What the exercise asks:
Pick out all lines of the entries that include the word "Código" and copy them.

Dataset rows describing interfaces
**********

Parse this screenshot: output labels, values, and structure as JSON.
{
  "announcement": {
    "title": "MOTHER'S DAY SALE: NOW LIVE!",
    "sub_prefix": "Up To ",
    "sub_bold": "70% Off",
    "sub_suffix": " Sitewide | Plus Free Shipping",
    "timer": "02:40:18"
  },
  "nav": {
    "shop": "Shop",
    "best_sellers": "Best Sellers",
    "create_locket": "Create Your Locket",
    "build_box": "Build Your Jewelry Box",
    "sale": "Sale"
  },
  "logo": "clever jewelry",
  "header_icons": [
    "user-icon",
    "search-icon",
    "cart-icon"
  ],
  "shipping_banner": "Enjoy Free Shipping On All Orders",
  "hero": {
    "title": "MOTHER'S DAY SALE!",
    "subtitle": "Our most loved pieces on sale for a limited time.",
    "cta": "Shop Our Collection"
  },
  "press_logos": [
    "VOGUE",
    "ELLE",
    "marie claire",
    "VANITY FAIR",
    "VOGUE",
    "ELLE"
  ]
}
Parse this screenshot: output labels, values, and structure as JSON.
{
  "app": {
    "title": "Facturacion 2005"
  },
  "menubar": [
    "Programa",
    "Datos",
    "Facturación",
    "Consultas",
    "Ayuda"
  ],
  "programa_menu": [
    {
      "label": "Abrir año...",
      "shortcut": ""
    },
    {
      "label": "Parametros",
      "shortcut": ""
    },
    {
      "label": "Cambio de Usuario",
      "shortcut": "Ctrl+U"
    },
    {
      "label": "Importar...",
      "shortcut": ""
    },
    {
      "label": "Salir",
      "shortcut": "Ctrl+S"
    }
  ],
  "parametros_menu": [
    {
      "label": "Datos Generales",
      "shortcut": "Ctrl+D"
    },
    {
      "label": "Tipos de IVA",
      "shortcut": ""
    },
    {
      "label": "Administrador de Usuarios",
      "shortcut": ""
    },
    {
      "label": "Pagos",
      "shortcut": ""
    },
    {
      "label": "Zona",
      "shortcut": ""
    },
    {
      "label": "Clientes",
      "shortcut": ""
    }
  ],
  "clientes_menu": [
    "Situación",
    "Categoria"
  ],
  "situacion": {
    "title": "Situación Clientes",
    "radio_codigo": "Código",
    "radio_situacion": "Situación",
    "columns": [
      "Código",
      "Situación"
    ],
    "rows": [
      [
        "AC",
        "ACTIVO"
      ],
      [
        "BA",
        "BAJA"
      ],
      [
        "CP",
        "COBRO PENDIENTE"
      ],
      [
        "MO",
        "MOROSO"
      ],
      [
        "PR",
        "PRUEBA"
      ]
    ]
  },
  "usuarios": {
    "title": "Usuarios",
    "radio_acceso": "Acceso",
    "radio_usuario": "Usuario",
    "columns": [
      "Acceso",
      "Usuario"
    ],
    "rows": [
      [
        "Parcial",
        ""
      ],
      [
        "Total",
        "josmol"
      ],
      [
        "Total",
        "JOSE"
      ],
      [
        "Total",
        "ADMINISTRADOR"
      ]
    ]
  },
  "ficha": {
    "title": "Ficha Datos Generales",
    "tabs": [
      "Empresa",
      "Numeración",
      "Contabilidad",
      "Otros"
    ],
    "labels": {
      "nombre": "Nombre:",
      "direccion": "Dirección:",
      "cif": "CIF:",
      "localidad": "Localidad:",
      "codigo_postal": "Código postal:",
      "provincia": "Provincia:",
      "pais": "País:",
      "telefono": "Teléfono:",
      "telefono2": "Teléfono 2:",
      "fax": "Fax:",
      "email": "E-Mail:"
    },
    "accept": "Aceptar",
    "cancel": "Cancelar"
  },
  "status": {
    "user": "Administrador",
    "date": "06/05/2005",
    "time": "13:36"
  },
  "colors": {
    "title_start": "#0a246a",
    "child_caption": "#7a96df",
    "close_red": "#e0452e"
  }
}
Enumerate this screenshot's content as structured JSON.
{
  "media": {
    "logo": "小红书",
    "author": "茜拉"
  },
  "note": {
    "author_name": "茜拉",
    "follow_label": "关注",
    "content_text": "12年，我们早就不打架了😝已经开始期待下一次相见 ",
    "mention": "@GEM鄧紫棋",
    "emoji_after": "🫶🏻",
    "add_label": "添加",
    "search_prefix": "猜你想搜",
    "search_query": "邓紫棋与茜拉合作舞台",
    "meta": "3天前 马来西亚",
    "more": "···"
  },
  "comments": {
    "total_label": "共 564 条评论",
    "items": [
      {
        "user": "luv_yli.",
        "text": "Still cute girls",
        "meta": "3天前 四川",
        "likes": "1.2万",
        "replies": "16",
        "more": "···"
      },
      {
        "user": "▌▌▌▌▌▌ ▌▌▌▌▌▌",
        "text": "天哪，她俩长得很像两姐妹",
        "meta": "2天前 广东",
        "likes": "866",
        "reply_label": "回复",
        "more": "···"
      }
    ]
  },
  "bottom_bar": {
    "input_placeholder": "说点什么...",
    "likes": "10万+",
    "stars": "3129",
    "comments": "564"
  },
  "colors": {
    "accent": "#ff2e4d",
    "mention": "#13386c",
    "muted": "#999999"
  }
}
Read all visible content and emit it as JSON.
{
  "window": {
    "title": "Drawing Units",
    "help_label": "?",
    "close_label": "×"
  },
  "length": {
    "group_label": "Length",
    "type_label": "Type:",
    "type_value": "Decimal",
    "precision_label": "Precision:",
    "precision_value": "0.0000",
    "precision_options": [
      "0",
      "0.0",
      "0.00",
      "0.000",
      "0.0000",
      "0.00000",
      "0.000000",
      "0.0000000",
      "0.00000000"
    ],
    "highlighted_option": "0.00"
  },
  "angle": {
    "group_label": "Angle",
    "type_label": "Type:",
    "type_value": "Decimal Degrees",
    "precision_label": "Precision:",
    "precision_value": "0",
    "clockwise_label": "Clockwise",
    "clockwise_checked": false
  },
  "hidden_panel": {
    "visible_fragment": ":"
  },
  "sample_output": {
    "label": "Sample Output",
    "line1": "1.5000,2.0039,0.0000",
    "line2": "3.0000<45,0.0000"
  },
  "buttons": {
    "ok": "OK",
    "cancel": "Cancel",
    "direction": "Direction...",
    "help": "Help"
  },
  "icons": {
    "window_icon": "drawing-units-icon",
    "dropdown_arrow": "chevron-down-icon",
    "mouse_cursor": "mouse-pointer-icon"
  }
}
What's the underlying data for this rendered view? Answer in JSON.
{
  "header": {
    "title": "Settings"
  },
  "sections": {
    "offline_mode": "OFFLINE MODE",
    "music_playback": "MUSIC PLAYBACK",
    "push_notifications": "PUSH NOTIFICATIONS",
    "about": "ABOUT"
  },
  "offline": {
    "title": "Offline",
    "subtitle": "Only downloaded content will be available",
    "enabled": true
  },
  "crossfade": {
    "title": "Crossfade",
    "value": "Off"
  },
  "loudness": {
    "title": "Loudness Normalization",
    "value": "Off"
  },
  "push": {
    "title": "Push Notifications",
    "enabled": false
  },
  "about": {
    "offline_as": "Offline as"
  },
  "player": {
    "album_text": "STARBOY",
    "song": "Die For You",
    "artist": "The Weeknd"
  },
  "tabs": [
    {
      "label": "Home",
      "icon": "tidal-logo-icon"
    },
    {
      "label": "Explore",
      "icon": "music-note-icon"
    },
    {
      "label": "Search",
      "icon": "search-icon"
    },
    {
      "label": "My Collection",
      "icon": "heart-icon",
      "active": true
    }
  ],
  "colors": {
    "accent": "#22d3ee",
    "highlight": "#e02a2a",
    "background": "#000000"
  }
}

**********

Problem solution:
    "radio_codigo": "Código",
      "Código",
      "codigo_postal": "Código postal:",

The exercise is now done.